— CAPYBARA MAN (@CAPYBARA_MAN) January 2, 2021
I read this book for a lecture I gave in Antarctica, and yes, it’s right up there with the great adventure books. I’d also add “Annapurna” by Maurice Herzog, and “Seven Years in Tibet” by Heinrich Harrer.
Apsley Cherry-Garrard’s memoir of a miserable Antarctic expedition, "The Worst Journey in the World," was ranked number one on National Geographic’s list of the 100 greatest adventure books of all time. https://t.co/hV9OExfNvc
— Smithsonian Magazine (@SmithsonianMag) January 2, 2021
Lovely video of some Honorary Cats® enjoying the snow:
It's a new year and I've got a new wildlife project to share with you 🦊
This clip of foxes frolicking in snow comes from cameras hidden inside a fox den 😊#fox #wildlifecams #NewYear pic.twitter.com/cOcY8xx7Sl
— Robert E Fuller (@RobertEFuller) January 2, 2021
I think this works on some iPhones (not mine), but doesn’t work on my computer. Ergo, I haven’t seen it. But try it!
If you Google "mallard duck" and then scroll down to the box that says "meet a life sized mallard duck up close" you can enjoy a large 3D duck in your room and it's incredibly entertaining. pic.twitter.com/YSuHe4eB2V

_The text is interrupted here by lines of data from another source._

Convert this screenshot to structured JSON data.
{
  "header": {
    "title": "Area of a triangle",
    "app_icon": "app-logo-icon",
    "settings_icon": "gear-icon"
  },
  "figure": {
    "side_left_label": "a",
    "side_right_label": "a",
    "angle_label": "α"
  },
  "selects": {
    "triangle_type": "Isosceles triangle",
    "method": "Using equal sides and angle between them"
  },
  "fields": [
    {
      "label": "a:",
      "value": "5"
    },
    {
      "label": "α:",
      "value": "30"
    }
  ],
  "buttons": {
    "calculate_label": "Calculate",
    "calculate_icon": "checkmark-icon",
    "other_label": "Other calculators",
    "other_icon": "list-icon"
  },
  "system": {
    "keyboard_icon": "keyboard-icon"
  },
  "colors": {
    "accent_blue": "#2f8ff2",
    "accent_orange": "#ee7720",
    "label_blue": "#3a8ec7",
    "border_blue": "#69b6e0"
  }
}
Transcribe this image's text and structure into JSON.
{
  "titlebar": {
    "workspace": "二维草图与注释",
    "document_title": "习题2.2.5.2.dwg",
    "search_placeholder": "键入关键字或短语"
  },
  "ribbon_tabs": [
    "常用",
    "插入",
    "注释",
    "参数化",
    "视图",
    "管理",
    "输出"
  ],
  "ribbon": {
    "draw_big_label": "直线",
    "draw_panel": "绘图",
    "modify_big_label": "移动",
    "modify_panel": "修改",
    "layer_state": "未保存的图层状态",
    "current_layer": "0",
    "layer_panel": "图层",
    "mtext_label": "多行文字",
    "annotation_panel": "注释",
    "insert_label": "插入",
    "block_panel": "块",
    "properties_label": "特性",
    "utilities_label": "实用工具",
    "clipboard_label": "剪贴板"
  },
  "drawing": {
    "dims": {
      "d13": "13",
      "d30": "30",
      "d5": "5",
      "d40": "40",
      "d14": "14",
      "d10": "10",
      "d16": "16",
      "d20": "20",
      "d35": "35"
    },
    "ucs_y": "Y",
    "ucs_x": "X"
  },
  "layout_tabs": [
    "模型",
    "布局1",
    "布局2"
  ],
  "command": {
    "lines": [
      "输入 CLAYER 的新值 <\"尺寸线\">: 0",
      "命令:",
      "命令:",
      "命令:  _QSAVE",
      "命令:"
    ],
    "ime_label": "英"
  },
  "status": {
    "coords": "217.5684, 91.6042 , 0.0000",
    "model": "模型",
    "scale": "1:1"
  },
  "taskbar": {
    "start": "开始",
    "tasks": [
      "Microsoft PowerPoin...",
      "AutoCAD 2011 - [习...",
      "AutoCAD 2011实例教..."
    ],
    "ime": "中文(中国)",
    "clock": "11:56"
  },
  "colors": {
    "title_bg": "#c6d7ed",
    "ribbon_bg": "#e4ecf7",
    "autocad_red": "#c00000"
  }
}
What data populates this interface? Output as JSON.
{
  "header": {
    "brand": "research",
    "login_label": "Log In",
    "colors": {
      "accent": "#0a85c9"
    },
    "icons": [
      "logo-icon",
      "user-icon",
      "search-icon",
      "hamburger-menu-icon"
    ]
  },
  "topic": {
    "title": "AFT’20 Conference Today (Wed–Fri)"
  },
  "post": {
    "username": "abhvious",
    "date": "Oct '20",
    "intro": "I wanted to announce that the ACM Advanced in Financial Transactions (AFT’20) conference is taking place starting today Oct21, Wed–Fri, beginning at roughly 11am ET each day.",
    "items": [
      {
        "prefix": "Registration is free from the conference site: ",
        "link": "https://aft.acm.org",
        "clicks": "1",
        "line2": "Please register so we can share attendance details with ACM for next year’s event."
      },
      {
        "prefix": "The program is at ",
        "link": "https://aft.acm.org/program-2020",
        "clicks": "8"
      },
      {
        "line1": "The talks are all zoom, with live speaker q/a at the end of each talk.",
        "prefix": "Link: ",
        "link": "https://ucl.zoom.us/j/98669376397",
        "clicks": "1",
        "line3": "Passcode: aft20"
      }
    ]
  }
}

— Nicky Fijalkowska (@nickyforvictory) January 2, 2021